I decided what I needed was something to help me feel more at home with the crowd: I needed a costume. But I didn’t want something flashy or flamboyant; I just wanted something subtle, a little reminder that I wasn’t just out to take pictures.
But what to do? I’ve avoided costuming at cons so far, not because it doesn’t appeal to me, but mainly because I haven’t had anyone to do with. Well, I thought, to heck with that… I’m going to do it anyway. But when it comes to cosplay, simply dressing up in unusual clothing doesn’t interest me so much as the idea of transforming, of becoming someone or something else. (Insert psychology thesis here about how this relates to my various neuroses.)
I passed a little booth that was selling latex prosthetics, and an idea hit me: devil horns! Not the fabric ones that clip onto your hair; actual latex horns glued on with spirit gum. It would be subtle, but not too subtle. And as those were being painted to match my skin, I mulled the collection of pointed ears and, well, what’s a demon-fae-creature-thing without pointed ears? So sporting horns and pointed ears, and feeling just “different” enough to blend in with the crowd, I made my last stop: a facepainting booth, where I let Natalie of Doozers Workshop have her way with my face. End result:
I actually think the horns blended better with my face than it looks, but they also reflected the flash better. Here’s another pic of me and Brandon Sanderson, when I ran across him in the Dealer’s Room signing books:
I wasn’t feeling the need for a wardrobe change; pretty much the only concession I made to my “devil-ized” face was to put on a red t-shirt. And to be honest, I sort of liked the mix of strange face and street clothing. It wasn’t exactly going all out, but I had done what I wanted: join, in both mind and appearance, the ranks of the weird.
I still didn’t know anybody out party-surfing, but dammit, I was going to party anyway. That night I made my way up to the bar, hung out and downed drinks with the best of them. I tried for karaoke, but once again did not get there early enough to sign up… geeks and karaoke are apparently a potent combo. Oh, I still took pictures (who couldn’t!), but for the first time, I felt like I was part of the crowd, not just observing it from the other side of a camera lens. I even talked with a few people, although I never really found anyone to hang out with for long. This was probably why I made my way to the Hyatt around 2 am to attend a Cruxshadows concert. (Cruxshadows is a gothic rock band with a big presence at Dragon*Con and some rather sexy dancers.) The interesting thing about this is that I don’t actually remember attending the concert, but I must have, because I found pictures of it on my camera:
It was a good party.
Afterward I do remember throwing up outside the Hyatt and falling asleep in a corner of the hotel patio, then getting woken up a short while later by a trio of concerned-looking EMTs. Man, I remember thinking as they helped me to my feet… that’s gotta be a sucky job. Wandering around Dragon*Con at 3:30 am, checking passed-out drunks for signs of life?

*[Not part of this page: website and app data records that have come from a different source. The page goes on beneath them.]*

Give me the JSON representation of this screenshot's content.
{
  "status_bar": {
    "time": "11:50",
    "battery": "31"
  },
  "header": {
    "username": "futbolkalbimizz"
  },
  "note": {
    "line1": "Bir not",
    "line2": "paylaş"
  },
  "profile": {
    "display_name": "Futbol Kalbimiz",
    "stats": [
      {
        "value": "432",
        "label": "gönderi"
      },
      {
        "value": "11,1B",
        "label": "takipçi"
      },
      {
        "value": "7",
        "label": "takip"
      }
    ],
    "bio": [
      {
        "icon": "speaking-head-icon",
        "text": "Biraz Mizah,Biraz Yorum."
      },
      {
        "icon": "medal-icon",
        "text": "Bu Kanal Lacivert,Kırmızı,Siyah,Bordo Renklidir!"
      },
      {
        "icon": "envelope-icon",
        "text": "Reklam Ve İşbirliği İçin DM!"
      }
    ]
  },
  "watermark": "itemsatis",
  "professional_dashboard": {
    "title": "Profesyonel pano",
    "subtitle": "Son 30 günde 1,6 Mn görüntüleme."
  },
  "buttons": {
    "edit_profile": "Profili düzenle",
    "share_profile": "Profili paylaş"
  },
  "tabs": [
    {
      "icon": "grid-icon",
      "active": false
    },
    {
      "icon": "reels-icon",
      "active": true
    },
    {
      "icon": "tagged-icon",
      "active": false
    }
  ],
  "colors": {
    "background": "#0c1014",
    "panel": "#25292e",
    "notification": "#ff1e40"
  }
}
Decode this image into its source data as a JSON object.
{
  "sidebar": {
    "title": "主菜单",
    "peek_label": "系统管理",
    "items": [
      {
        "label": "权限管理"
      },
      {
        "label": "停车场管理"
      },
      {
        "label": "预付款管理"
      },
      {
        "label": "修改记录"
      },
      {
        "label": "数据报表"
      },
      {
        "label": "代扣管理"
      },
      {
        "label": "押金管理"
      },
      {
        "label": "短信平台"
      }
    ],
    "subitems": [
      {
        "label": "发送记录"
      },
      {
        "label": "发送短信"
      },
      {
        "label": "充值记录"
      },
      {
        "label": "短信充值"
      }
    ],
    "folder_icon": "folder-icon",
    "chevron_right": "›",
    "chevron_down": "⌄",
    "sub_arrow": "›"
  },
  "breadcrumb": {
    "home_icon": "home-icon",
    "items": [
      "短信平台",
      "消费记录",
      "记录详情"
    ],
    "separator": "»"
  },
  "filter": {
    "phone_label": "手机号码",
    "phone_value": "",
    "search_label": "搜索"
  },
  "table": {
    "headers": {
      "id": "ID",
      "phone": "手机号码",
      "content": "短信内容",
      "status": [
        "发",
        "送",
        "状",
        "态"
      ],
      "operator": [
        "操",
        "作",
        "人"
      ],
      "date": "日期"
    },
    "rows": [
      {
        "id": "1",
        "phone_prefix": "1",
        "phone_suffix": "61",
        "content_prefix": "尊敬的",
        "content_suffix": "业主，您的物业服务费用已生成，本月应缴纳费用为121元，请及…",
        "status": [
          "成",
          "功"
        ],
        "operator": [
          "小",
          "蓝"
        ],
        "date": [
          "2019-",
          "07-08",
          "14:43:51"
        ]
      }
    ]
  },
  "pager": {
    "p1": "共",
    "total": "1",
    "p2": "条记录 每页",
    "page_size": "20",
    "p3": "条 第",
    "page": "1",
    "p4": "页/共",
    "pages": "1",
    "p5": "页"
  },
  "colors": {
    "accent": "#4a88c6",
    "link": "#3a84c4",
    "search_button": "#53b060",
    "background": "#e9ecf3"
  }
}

Puking up most of the alcohol had apparently saved me, as I was able to walk with only a minor wobble, and eventually they let me go and I made my way back to the Hilton. Karaoke had long since ended, so I hung out for a while and chatted with some equally-out-of-it members of the Dragon*Con skeptics track. Like everybody else at con, they were awesome. It wasn’t until the clock was getting on toward 5 am that I gave into reality and made my way up to the room.
Yup. Definitely a good party.
Part 4 here.